One organization that has really fascinated me is Open Bionics down in Bristol, a former journalist and engineer looked at the problem of children losing limbs in war torn areas or through disease. They looked at the cost of these advanced replacement limbs as prohibitive and they innovated a solution using open source and 3D printing. Everybody should take a look at what these people are doing to change lives using off the shelf digital technologies.  They are truly inspiring.  Now with my commercial hat on, if I’m the company producing the expensive £20k limbs then I should also be taking note of the impact of movements like Open Bionics.  At TechPulse Group we are doing a lot of work in opening up UK and European markets to innovative tech health business, so this mash-up of open, digital, commercial is going to be a fascinating area in the coming years. But, all CIO’s and businesses should have an Open team in my view – the Open movement is a really vital part of the digital economy.


What mobile app do you use every day?

Twitter is the best news source in the world to get an aggregated view of what is going on. Best advice is to follow your customers and follow the influential people.  Oh and never trend on it yourself.


What 3 skills should an aspiring Technology Leader look to develop?

1 - Story telling

2 - Marketing

3 - Sales

These are of course on top of the core skills to evaluate technology, lead an IT team and have IT practice expertise. A great role model for these skills was Paul Coby from British Airways – he always put the story across so well.


Where do you look for trusted technology information & inspiration?

Evan Kirstel – technology a Digital thought leader and communicator.  His twitter feed is a goldmine.


What books should someone looking to get on in their technology career read?

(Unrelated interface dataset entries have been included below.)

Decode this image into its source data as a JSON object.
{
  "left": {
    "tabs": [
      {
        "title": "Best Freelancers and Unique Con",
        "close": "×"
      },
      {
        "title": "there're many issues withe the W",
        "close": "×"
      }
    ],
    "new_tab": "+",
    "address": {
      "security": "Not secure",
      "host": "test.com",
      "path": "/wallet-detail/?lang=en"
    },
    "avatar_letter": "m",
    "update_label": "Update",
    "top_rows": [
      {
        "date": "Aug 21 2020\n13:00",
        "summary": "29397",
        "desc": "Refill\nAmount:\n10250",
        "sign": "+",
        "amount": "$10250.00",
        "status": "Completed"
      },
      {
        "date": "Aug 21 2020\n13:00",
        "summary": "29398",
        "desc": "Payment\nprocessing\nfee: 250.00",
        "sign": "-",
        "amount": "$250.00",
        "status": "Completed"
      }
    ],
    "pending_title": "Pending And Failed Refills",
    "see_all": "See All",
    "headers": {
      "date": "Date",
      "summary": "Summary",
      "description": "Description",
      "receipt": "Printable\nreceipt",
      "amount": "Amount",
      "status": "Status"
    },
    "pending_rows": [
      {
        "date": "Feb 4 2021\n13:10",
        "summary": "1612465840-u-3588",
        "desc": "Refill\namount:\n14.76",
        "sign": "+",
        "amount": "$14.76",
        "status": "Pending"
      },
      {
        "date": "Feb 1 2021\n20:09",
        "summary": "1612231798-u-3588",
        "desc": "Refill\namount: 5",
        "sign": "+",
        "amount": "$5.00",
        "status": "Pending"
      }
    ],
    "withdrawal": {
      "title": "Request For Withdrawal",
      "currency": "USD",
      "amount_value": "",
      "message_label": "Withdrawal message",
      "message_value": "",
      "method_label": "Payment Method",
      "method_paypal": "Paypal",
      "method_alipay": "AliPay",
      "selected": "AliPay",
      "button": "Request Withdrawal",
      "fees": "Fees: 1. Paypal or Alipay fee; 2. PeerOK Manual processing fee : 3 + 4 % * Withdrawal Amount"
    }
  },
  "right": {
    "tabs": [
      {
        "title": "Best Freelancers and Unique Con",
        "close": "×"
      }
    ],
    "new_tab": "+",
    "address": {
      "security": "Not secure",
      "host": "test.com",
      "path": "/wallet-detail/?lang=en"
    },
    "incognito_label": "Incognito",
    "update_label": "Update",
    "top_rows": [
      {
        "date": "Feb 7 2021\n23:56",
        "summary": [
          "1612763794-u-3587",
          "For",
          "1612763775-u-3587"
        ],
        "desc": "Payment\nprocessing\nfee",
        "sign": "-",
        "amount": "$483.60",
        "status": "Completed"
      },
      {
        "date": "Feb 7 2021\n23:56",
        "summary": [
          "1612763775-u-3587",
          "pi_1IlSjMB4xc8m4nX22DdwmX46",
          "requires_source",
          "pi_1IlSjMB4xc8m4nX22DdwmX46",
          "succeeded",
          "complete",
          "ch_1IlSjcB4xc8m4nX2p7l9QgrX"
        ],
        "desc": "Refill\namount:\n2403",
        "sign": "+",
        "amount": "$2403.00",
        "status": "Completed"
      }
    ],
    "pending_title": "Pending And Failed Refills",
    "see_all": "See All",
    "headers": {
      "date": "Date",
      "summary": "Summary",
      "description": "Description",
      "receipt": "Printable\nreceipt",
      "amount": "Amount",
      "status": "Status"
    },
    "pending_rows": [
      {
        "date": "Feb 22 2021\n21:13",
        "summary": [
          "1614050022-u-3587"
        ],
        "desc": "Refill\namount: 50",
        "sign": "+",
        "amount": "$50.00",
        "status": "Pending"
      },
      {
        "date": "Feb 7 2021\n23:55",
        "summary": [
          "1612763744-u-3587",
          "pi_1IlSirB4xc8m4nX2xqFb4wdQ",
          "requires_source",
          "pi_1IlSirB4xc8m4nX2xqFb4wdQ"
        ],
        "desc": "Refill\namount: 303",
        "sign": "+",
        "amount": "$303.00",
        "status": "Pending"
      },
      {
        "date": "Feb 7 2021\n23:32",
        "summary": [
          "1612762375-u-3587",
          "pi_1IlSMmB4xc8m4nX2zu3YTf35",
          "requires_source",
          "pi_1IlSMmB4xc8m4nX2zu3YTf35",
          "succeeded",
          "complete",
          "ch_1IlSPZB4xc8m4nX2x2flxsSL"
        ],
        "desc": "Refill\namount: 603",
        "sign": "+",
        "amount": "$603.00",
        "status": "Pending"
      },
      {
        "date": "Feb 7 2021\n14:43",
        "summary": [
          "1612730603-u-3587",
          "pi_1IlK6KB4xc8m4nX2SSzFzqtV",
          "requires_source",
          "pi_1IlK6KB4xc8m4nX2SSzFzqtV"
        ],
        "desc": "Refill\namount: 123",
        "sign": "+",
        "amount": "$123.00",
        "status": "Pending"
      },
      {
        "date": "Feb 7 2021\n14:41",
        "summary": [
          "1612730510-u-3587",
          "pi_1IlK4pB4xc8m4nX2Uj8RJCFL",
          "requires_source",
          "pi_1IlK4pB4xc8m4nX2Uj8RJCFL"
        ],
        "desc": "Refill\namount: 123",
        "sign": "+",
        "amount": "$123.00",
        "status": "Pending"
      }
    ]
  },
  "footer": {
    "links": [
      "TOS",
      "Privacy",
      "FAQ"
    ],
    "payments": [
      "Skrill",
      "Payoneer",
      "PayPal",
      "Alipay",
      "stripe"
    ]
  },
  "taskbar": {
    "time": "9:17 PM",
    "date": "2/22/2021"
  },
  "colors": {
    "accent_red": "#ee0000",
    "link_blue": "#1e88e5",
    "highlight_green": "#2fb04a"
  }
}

My favourite book that I have read recently is Scenario Planning by Gill Ringland. I think this is critical in trying to understand uncertain futures which is something we are always having to deal with in the technology world